TASK DETAILS: What you return should be the complete listing, unchanged, with no pictures in it.

INPUT MATERIAL:
▼▼▼

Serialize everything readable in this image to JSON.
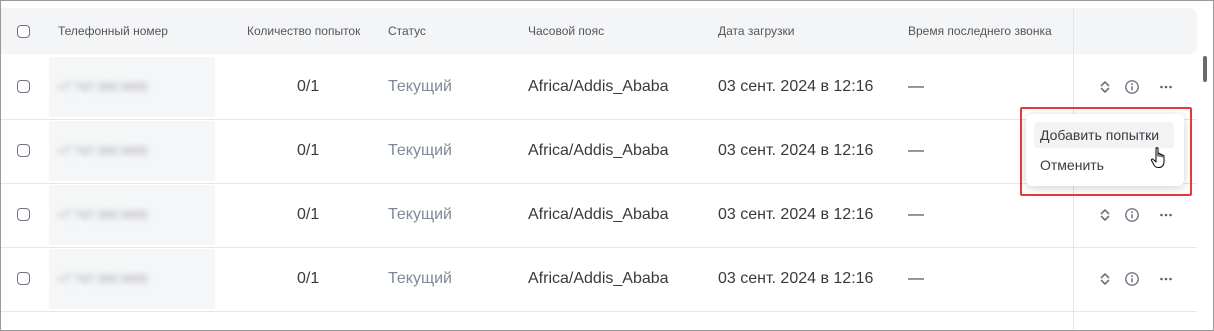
{
  "table": {
    "headers": {
      "phone": "Телефонный номер",
      "attempts": "Количество попыток",
      "status": "Статус",
      "timezone": "Часовой пояс",
      "upload_date": "Дата загрузки",
      "last_call": "Время последнего звонка"
    },
    "rows": [
      {
        "phone": "+7 747 000 0000",
        "attempts": "0/1",
        "status": "Текущий",
        "timezone": "Africa/Addis_Ababa",
        "upload_date": "03 сент. 2024 в 12:16",
        "last_call": "—"
      },
      {
        "phone": "+7 747 000 0000",
        "attempts": "0/1",
        "status": "Текущий",
        "timezone": "Africa/Addis_Ababa",
        "upload_date": "03 сент. 2024 в 12:16",
        "last_call": "—"
      },
      {
        "phone": "+7 747 000 0000",
        "attempts": "0/1",
        "status": "Текущий",
        "timezone": "Africa/Addis_Ababa",
        "upload_date": "03 сент. 2024 в 12:16",
        "last_call": "—"
      },
      {
        "phone": "+7 747 000 0000",
        "attempts": "0/1",
        "status": "Текущий",
        "timezone": "Africa/Addis_Ababa",
        "upload_date": "03 сент. 2024 в 12:16",
        "last_call": "—"
      }
    ],
    "row_actions": [
      "sort-arrows-icon",
      "info-icon",
      "more-icon"
    ]
  },
  "context_menu": {
    "items": [
      "Добавить попытки",
      "Отменить"
    ]
  },
  "colors": {
    "header_bg": "#f4f5f7",
    "status_text": "#7e8a98",
    "highlight": "#e53935"
  }
}
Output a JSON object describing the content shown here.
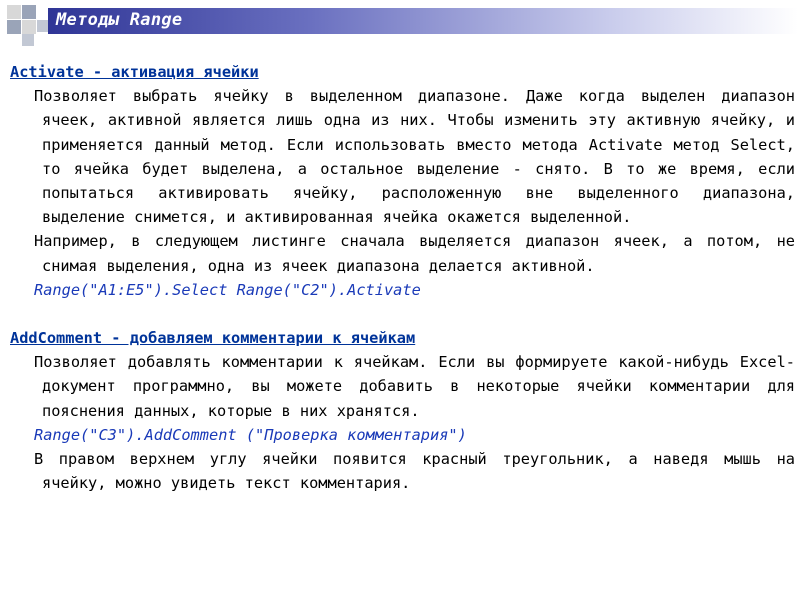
{
  "slide": {
    "title": "Методы Range"
  },
  "sections": [
    {
      "heading": "Activate - активация ячейки",
      "paragraph1": "Позволяет выбрать ячейку в выделенном диапазоне. Даже когда выделен диапазон ячеек, активной является лишь одна из них. Чтобы изменить эту активную ячейку, и применяется данный метод. Если использовать вместо метода Activate метод Select, то ячейка будет выделена, а остальное выделение - снято. В то же время, если попытаться активировать ячейку, расположенную вне выделенного диапазона, выделение снимется, и активированная ячейка окажется выделенной.",
      "paragraph2": "Например, в следующем листинге сначала выделяется диапазон ячеек, а потом, не снимая выделения, одна из ячеек диапазона делается активной.",
      "code": "Range(\"A1:E5\").Select Range(\"C2\").Activate"
    },
    {
      "heading": "AddComment - добавляем комментарии к ячейкам",
      "paragraph1": "Позволяет добавлять комментарии к ячейкам. Если вы формируете какой-нибудь Excel-документ программно, вы можете добавить в некоторые ячейки комментарии для пояснения данных, которые в них хранятся.",
      "code": "Range(\"C3\").AddComment (\"Проверка комментария\")",
      "paragraph2": "В правом верхнем углу ячейки появится красный треугольник, а наведя мышь на ячейку, можно увидеть текст комментария."
    }
  ],
  "colors": {
    "heading": "#003399",
    "code": "#1a3ab8",
    "title_bar_start": "#2f3596"
  }
}
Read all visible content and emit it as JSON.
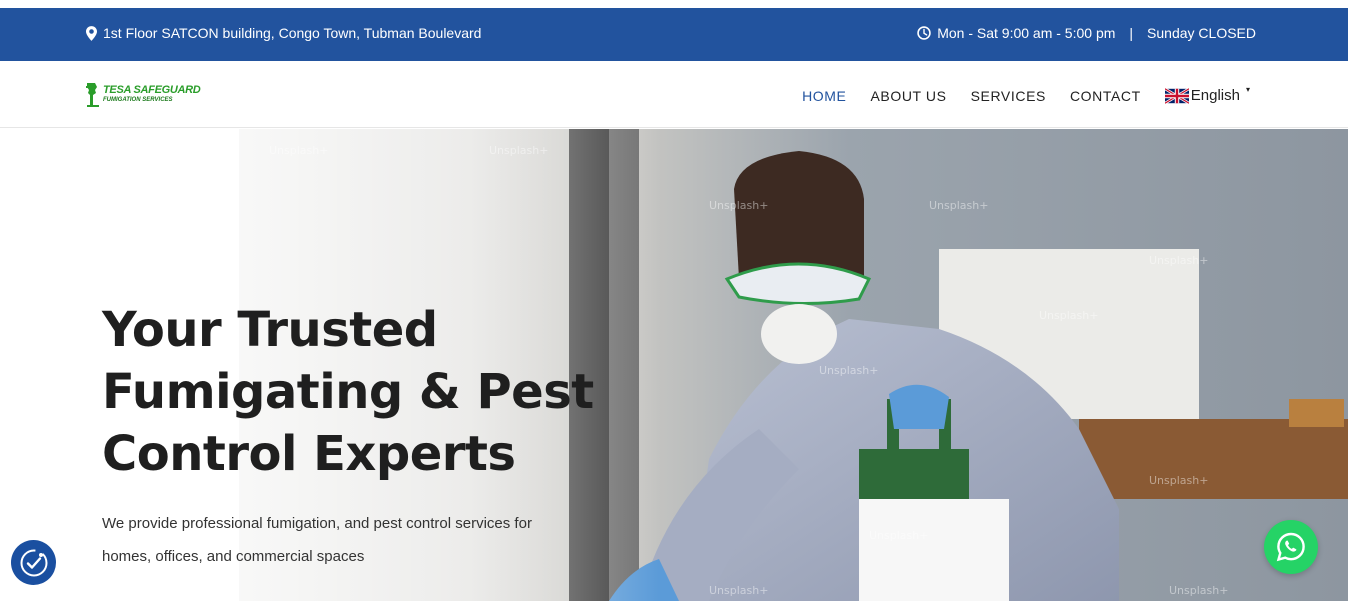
{
  "topbar": {
    "address": "1st Floor SATCON building, Congo Town, Tubman Boulevard",
    "hours": "Mon - Sat 9:00 am - 5:00 pm",
    "separator": "|",
    "closed": "Sunday CLOSED",
    "location_icon": "map-pin-icon",
    "clock_icon": "clock-icon",
    "background_color": "#22539e"
  },
  "logo": {
    "line1": "TESA SAFEGUARD",
    "line2": "FUMIGATION SERVICES",
    "color": "#2a9d2a"
  },
  "nav": {
    "items": [
      {
        "label": "HOME",
        "active": true
      },
      {
        "label": "ABOUT US",
        "active": false
      },
      {
        "label": "SERVICES",
        "active": false
      },
      {
        "label": "CONTACT",
        "active": false
      }
    ],
    "language": "English",
    "language_flag_icon": "uk-flag-icon",
    "language_caret": "▾",
    "active_color": "#22539e"
  },
  "hero": {
    "heading_line1": "Your Trusted",
    "heading_line2": "Fumigating & Pest",
    "heading_line3": "Control Experts",
    "subtext": "We provide professional fumigation, and pest control services for homes, offices, and commercial spaces",
    "watermark": "Unsplash+"
  },
  "widgets": {
    "accessibility_icon": "accessibility-icon",
    "whatsapp_icon": "whatsapp-icon",
    "whatsapp_color": "#25d366"
  }
}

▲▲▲

ANSWER TO THE PROBLEM:
Serialize everything readable in this image to JSON.
{
  "table": {
    "headers": {
      "phone": "Телефонный номер",
      "attempts": "Количество попыток",
      "status": "Статус",
      "timezone": "Часовой пояс",
      "upload_date": "Дата загрузки",
      "last_call": "Время последнего звонка"
    },
    "rows": [
      {
        "phone": "+7 747 000 0000",
        "attempts": "0/1",
        "status": "Текущий",
        "timezone": "Africa/Addis_Ababa",
        "upload_date": "03 сент. 2024 в 12:16",
        "last_call": "—"
      },
      {
        "phone": "+7 747 000 0000",
        "attempts": "0/1",
        "status": "Текущий",
        "timezone": "Africa/Addis_Ababa",
        "upload_date": "03 сент. 2024 в 12:16",
        "last_call": "—"
      },
      {
        "phone": "+7 747 000 0000",
        "attempts": "0/1",
        "status": "Текущий",
        "timezone": "Africa/Addis_Ababa",
        "upload_date": "03 сент. 2024 в 12:16",
        "last_call": "—"
      },
      {
        "phone": "+7 747 000 0000",
        "attempts": "0/1",
        "status": "Текущий",
        "timezone": "Africa/Addis_Ababa",
        "upload_date": "03 сент. 2024 в 12:16",
        "last_call": "—"
      }
    ],
    "row_actions": [
      "sort-arrows-icon",
      "info-icon",
      "more-icon"
    ]
  },
  "context_menu": {
    "items": [
      "Добавить попытки",
      "Отменить"
    ]
  },
  "colors": {
    "header_bg": "#f4f5f7",
    "status_text": "#7e8a98",
    "highlight": "#e53935"
  }
}
Output a JSON object describing the content shown here.
{
  "slide": {
    "title": "Методы Range"
  },
  "sections": [
    {
      "heading": "Activate - активация ячейки",
      "paragraph1": "Позволяет выбрать ячейку в выделенном диапазоне. Даже когда выделен диапазон ячеек, активной является лишь одна из них. Чтобы изменить эту активную ячейку, и применяется данный метод. Если использовать вместо метода Activate метод Select, то ячейка будет выделена, а остальное выделение - снято. В то же время, если попытаться активировать ячейку, расположенную вне выделенного диапазона, выделение снимется, и активированная ячейка окажется выделенной.",
      "paragraph2": "Например, в следующем листинге сначала выделяется диапазон ячеек, а потом, не снимая выделения, одна из ячеек диапазона делается активной.",
      "code": "Range(\"A1:E5\").Select Range(\"C2\").Activate"
    },
    {
      "heading": "AddComment - добавляем комментарии к ячейкам",
      "paragraph1": "Позволяет добавлять комментарии к ячейкам. Если вы формируете какой-нибудь Excel-документ программно, вы можете добавить в некоторые ячейки комментарии для пояснения данных, которые в них хранятся.",
      "code": "Range(\"C3\").AddComment (\"Проверка комментария\")",
      "paragraph2": "В правом верхнем углу ячейки появится красный треугольник, а наведя мышь на ячейку, можно увидеть текст комментария."
    }
  ],
  "colors": {
    "heading": "#003399",
    "code": "#1a3ab8",
    "title_bar_start": "#2f3596"
  }
}
Read all visible content and emit it as JSON.
{
  "topbar": {
    "address": "1st Floor SATCON building, Congo Town, Tubman Boulevard",
    "hours": "Mon - Sat 9:00 am - 5:00 pm",
    "separator": "|",
    "closed": "Sunday CLOSED",
    "location_icon": "map-pin-icon",
    "clock_icon": "clock-icon",
    "background_color": "#22539e"
  },
  "logo": {
    "line1": "TESA SAFEGUARD",
    "line2": "FUMIGATION SERVICES",
    "color": "#2a9d2a"
  },
  "nav": {
    "items": [
      {
        "label": "HOME",
        "active": true
      },
      {
        "label": "ABOUT US",
        "active": false
      },
      {
        "label": "SERVICES",
        "active": false
      },
      {
        "label": "CONTACT",
        "active": false
      }
    ],
    "language": "English",
    "language_flag_icon": "uk-flag-icon",
    "language_caret": "▾",
    "active_color": "#22539e"
  },
  "hero": {
    "heading_line1": "Your Trusted",
    "heading_line2": "Fumigating & Pest",
    "heading_line3": "Control Experts",
    "subtext": "We provide professional fumigation, and pest control services for homes, offices, and commercial spaces",
    "watermark": "Unsplash+"
  },
  "widgets": {
    "accessibility_icon": "accessibility-icon",
    "whatsapp_icon": "whatsapp-icon",
    "whatsapp_color": "#25d366"
  }
}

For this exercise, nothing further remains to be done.